Freddie Mac offers several other lending options, including a CHOICERenovation mortgage, which is designed to meet the unique needs of homeowners who wish to age in place or make renovations to their homes. Additionally, Freddie Mac offers the CreditSmart financial capability curriculum, which provides educational tools and resources to help consumers build, maintain and manage their finances.

Bank Loans

Unlike HUD and FHA loans, bank multifamily loan programs offer a range of long term fixed rate terms with full amortization. These loans can be used to purchase or refinance properties with a maximum LTV of up to 85% for purchase and up to 80% LTV for rate and term and cash out refinances. These non-recourse loans are available to borrowers with good credit and a solid DSCR.

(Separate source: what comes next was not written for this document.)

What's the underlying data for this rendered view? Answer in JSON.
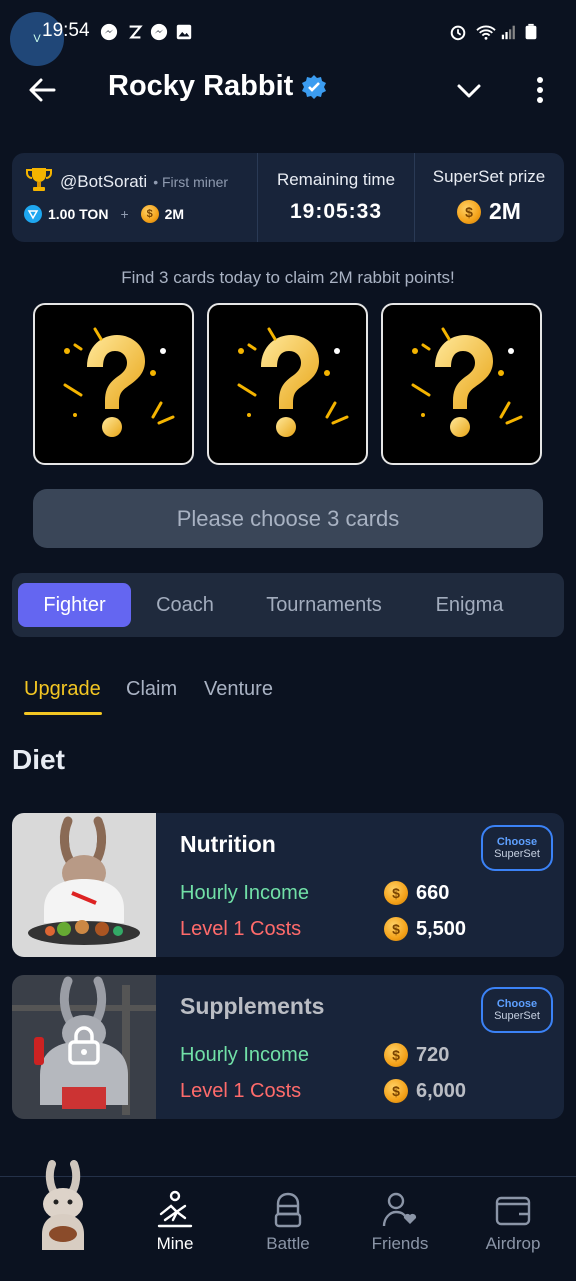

These loan programs are typically the starting point for apartment investors, however there are other options for more advanced borrowers. These include life companies, which provide low-rate fixed rate terms with limited documentation, and conduit lenders, which are an excellent option for seasoned investors who can meet high net worth requirements. On larger deals, second position financing known as mezzanine loans can be layered on top of a bank or CMBS loan for additional leverage.

To find out more about the many different types of loan products that are available for multifamily real estate investments, fill out the form below to speak with an experienced apartment lending specialist. Our team of experts can help you compare rates from Fannie, Freddie, CMBS, HUD, banks, and life companies with no cost, pressure, or obligation. All loan programs are subject to underwriting and credit criteria, so the best way to determine which one is right for you is to contact us today.